The unemployment figure: error ranges cut both ways.
You surely know about the right-wing-fueled concept that Friday's drop in the unemployment rate was so large that the numbers either a) had to be cooked, or, failing that, b) were untrustworthy. The first part is silly; as Ezra Klein pointed out, an administration set on cooking the figures would also have cooked up better hiring figures in the establishment survey.
But the concept that the drop in the unemployment percent is statistical noise bears more merit. Every competent statistician, and every educated news reader knows there are plus or minuses to all these figures. Meaning that the "real" unemployment figure may be greater than 7.8%. Or perhaps even lower still.
And it's also possible that prior months' unemployment figures were also overly negative. (Kevin Drum wrote about this yesterday. The same thought had occurred to me on Friday; they revise prior hiring figures, but never the reported unemployment rate.

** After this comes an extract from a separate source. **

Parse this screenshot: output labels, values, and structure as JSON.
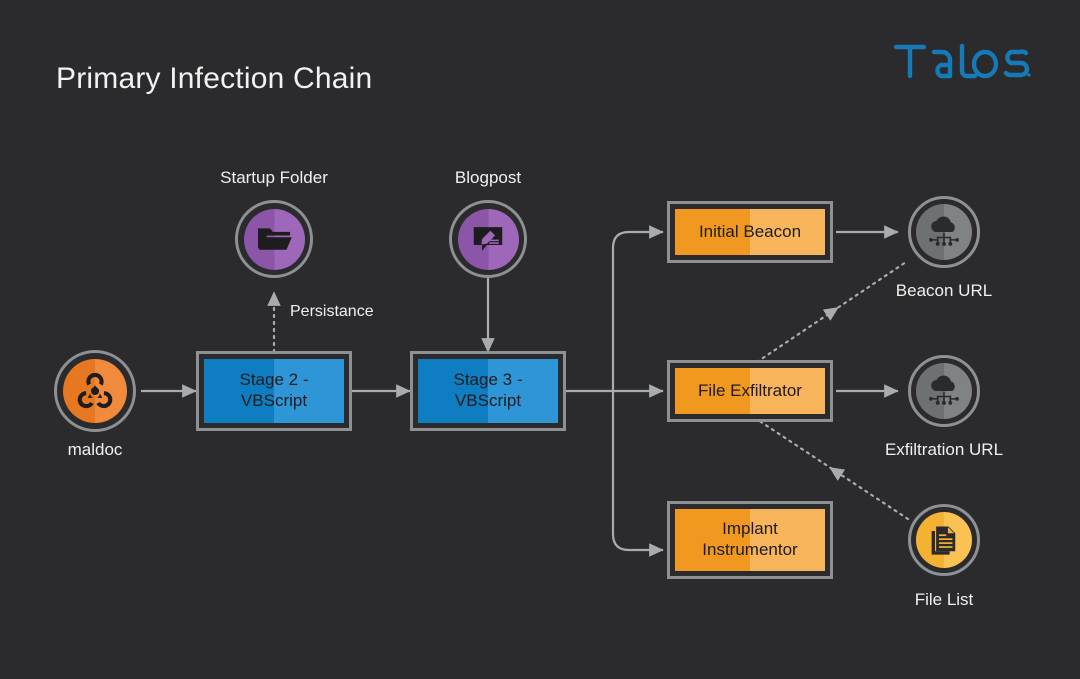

But Drum wrote about it first.)
I do like the idea, though, that confidence interval on the unemployment figure could also go lower than 7.8%.